After the Honeymoon (Mishpatim – 02/10/18)
After the Honeymoon
Just when you’re falling in love with all the drama and excitement of the weekly Torah readings, everything changes.
When we started reading the Torah in Genesis on Simchat Torah, each weekly parsha had its own riveting narrative: Adam and Eve and the Serpent, Noah’s Ark and the Flood, the love triangle of Abraham and Sarah and Hagar, Isaac and Rebecca’s betrothal, Jacob and Esau’s enmity, Jacob’s struggles with Laban and the city of Shechem, Joseph’s struggle with his brothers, Joseph rising from the dungeons to become Viceroy, the Children of Israel’s descent into Egypt, their seduction into slavery, Moses being sent to redeem the Children of Israel, the raw destruction of the Ten Plagues and exhilaration of the splitting of the Red Sea. The story culminates with the awesome revelation of God speaking the Ten Commandments to the Children of Israel at Mount Sinai.
Yet, immediately after this climactic event, the drama fizzles out. In this week’s parsha, Mishpatim, the Torah shifts its focus to elucidating the intricate laws of torts, interpersonal relationships, and prohibitions that guide day-to-day Jewish life.
In the coming weeks, religious architecture and artifacts become the centerpiece as we are asked to construct the Tabernacle in the desert. Then the book of Leviticus follows, which is mostly devoted to detailing the various sacrifices brought therein.
It’s dispiriting to move from the compelling narratives into the technical and legalistic dimensions of the Torah. But in many ways, this mirrors the development of a relationship.
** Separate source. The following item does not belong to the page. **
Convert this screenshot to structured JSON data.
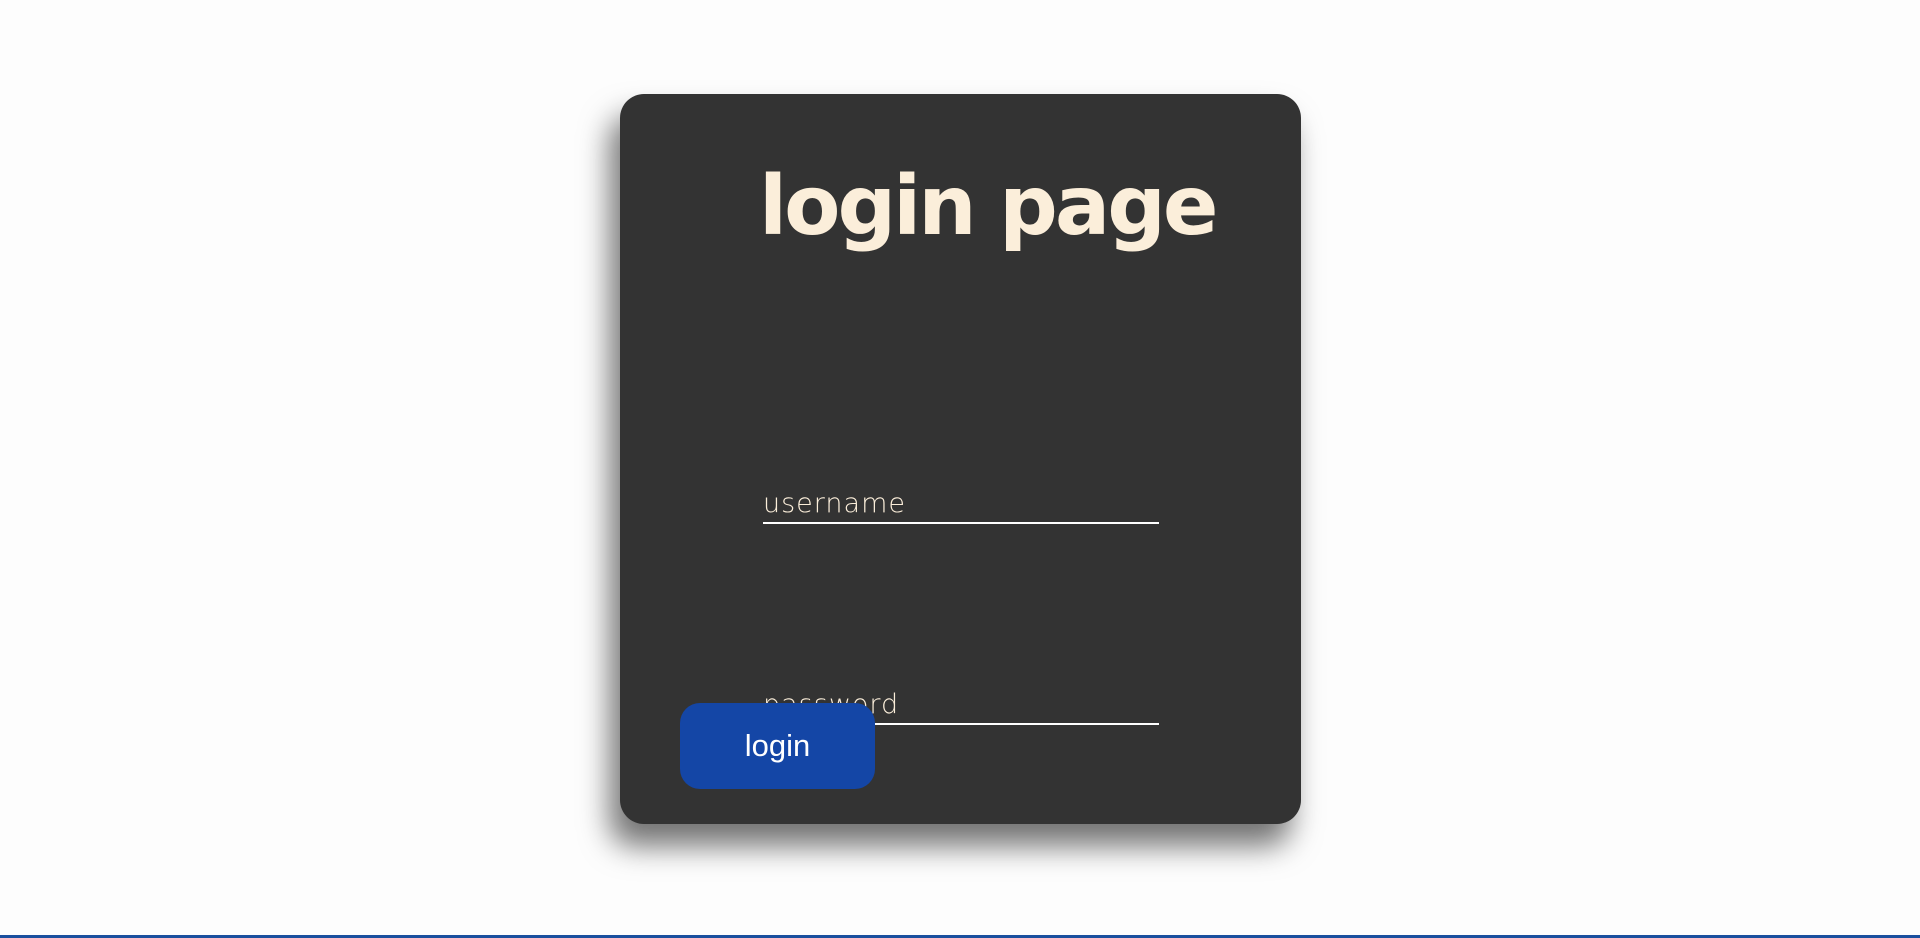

Nothing’s better than the excitement of dating and falling in love, exploring new things about each other and experiencing new places together. The proposal is thrilling, preparing the wedding is exciting, and the wedding itself is blissful.
But after the honeymoon, real life resumes.
This pattern is reflected in the Torah’s recounting of the relationship between God and the Jewish people. Fast forwarding past Adam and Eve and Noah and his family, God starts something meaningful with Abraham and Sara. Then there are the trials and tribulation with their children and grandchildren until they land en masse in Egypt. God then calls for them, redeems them and marries them with the vows of Mt. Sinai.
In Mishpatim and the readings that follow come the laws defining the marriage and the building of their home.
When Judy and I were engaged, we used to take dance lessons weekly. We haven’t been able to find time for them since. There’s been a lot of work and family obligations, but that doesn’t mean our relationship hasn’t deepened.
Perhaps this is the intent of the Torah, switching from the exhilarating to the mundane. Once the relationship is developed and committed, it then becomes matured through daily rituals and reminders.
It’s reflected in what Golde said to Tevye in Fiddler on the Roof:
“For twenty-five years I’ve washed your clothes
Cooked your meals, cleaned your house
Given you children, milked your cow…
For twenty-five years I’ve lived with him
Fought with him, starved with him
Twenty-five years my bed is his
If that’s not love, what is?”
Our parsha contains one more detail about the Sinai experience that speaks mountains about the prerequisites of a loving relationship. When we were offered to be God’s people and God would offer us God’s devotion, we responded,
וַיֹּ֣אמְר֔וּ כֹּ֛ל אֲשֶׁר־דִּבֶּ֥ר יְהוָֹ֖ה נַֽעֲשֶׂ֥ה וְנִשְׁמָֽע
Exodus 24:17 “And people answered, ‘We will do and listen to all that God has spoken”
Our dedication was not only relegated to doing, but also to listening. Sometimes people say one thing, but their emotions, their needs, are really communicating something else. In this loving relationship, one not only wants to be dedicated to doing for the other, but also to truly hearing and feeling the other’s emotions and needs as well.
With parshat Mishpatim, we leave the intrigue of the Torah narratives behind and enter the minutiae of law and construction. But it’s important to appreciate them for the daily connection they provide, for after all, “If that’s not love, what is?”